# Task prompt
Verbatim repeat, images excluded. Give each entry again as written.

# Records for the task
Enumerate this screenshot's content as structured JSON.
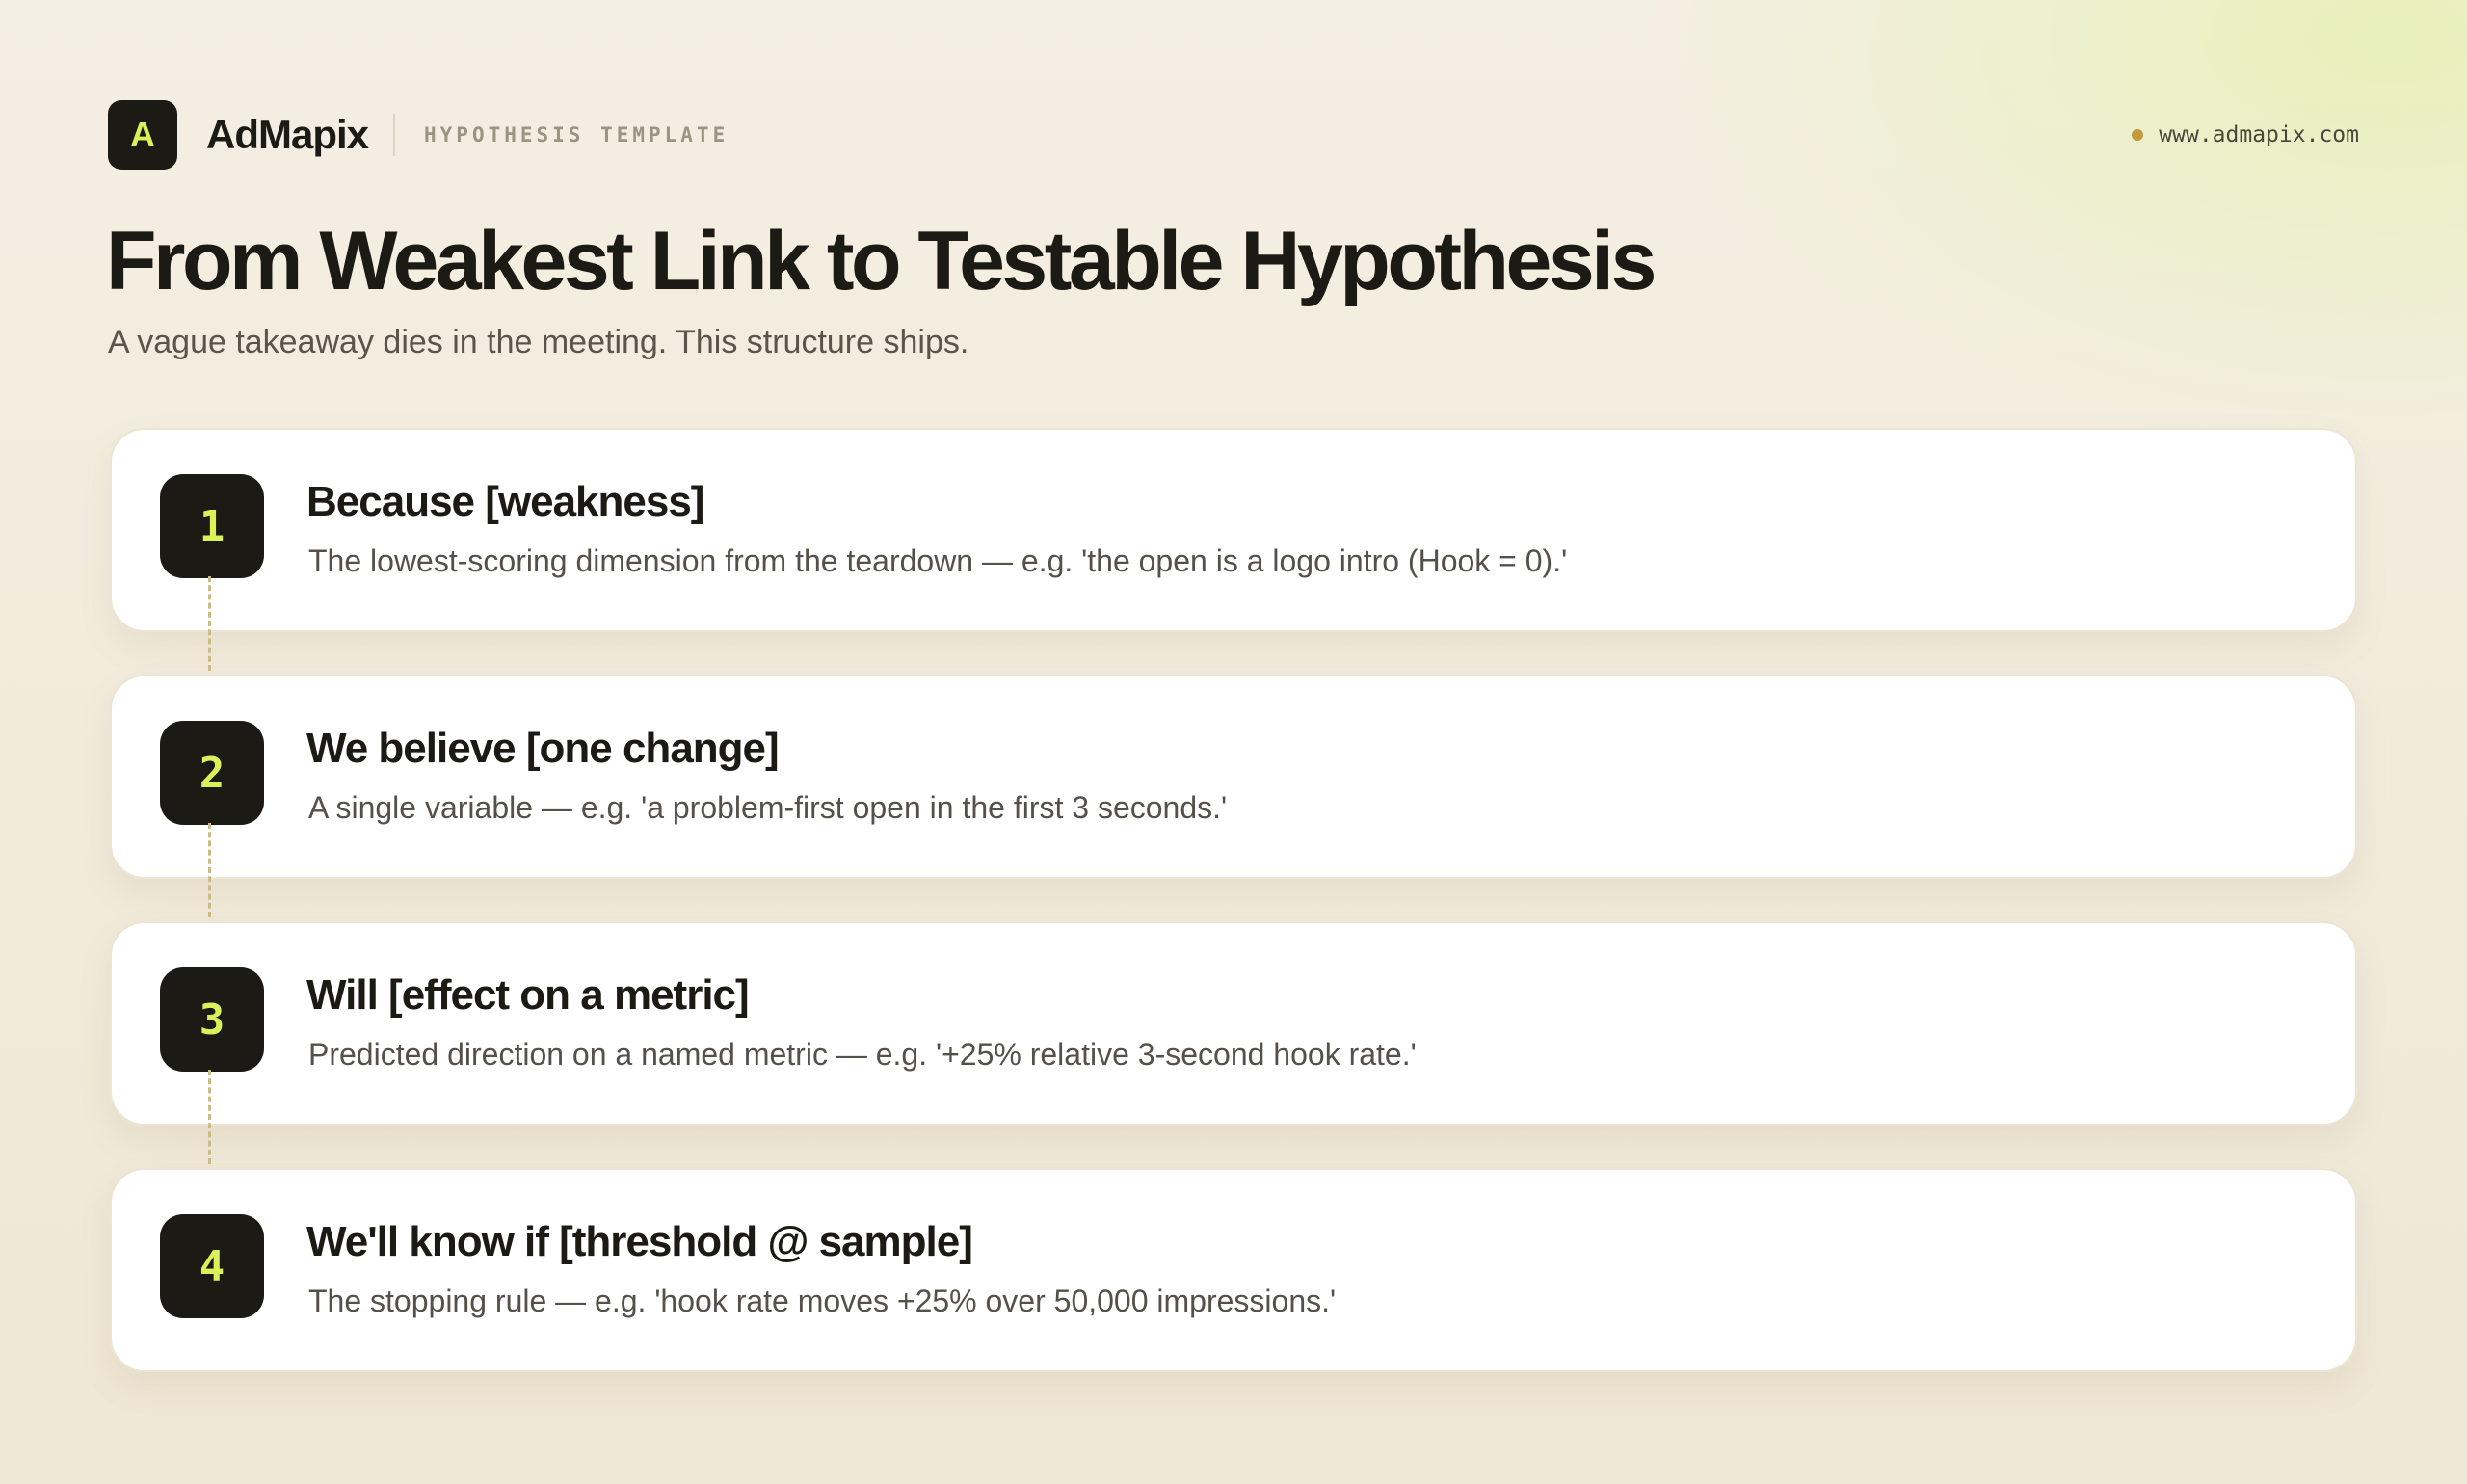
{
  "brand": {
    "logo_letter": "A",
    "name": "AdMapix",
    "tag": "HYPOTHESIS TEMPLATE"
  },
  "site": {
    "url": "www.admapix.com"
  },
  "page": {
    "title": "From Weakest Link to Testable Hypothesis",
    "subtitle": "A vague takeaway dies in the meeting. This structure ships."
  },
  "colors": {
    "accent_lime": "#d9f25a",
    "ink": "#1c1a14",
    "dot_gold": "#c19a3d"
  },
  "steps": [
    {
      "number": "1",
      "title": "Because [weakness]",
      "description": "The lowest-scoring dimension from the teardown — e.g. 'the open is a logo intro (Hook = 0).'"
    },
    {
      "number": "2",
      "title": "We believe [one change]",
      "description": "A single variable — e.g. 'a problem-first open in the first 3 seconds.'"
    },
    {
      "number": "3",
      "title": "Will [effect on a metric]",
      "description": "Predicted direction on a named metric — e.g. '+25% relative 3-second hook rate.'"
    },
    {
      "number": "4",
      "title": "We'll know if [threshold @ sample]",
      "description": "The stopping rule — e.g. 'hook rate moves +25% over 50,000 impressions.'"
    }
  ]
}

# Exercise result
Enumerate this screenshot's content as structured JSON.
{
  "brand": {
    "logo_letter": "A",
    "name": "AdMapix",
    "tag": "HYPOTHESIS TEMPLATE"
  },
  "site": {
    "url": "www.admapix.com"
  },
  "page": {
    "title": "From Weakest Link to Testable Hypothesis",
    "subtitle": "A vague takeaway dies in the meeting. This structure ships."
  },
  "colors": {
    "accent_lime": "#d9f25a",
    "ink": "#1c1a14",
    "dot_gold": "#c19a3d"
  },
  "steps": [
    {
      "number": "1",
      "title": "Because [weakness]",
      "description": "The lowest-scoring dimension from the teardown — e.g. 'the open is a logo intro (Hook = 0).'"
    },
    {
      "number": "2",
      "title": "We believe [one change]",
      "description": "A single variable — e.g. 'a problem-first open in the first 3 seconds.'"
    },
    {
      "number": "3",
      "title": "Will [effect on a metric]",
      "description": "Predicted direction on a named metric — e.g. '+25% relative 3-second hook rate.'"
    },
    {
      "number": "4",
      "title": "We'll know if [threshold @ sample]",
      "description": "The stopping rule — e.g. 'hook rate moves +25% over 50,000 impressions.'"
    }
  ]
}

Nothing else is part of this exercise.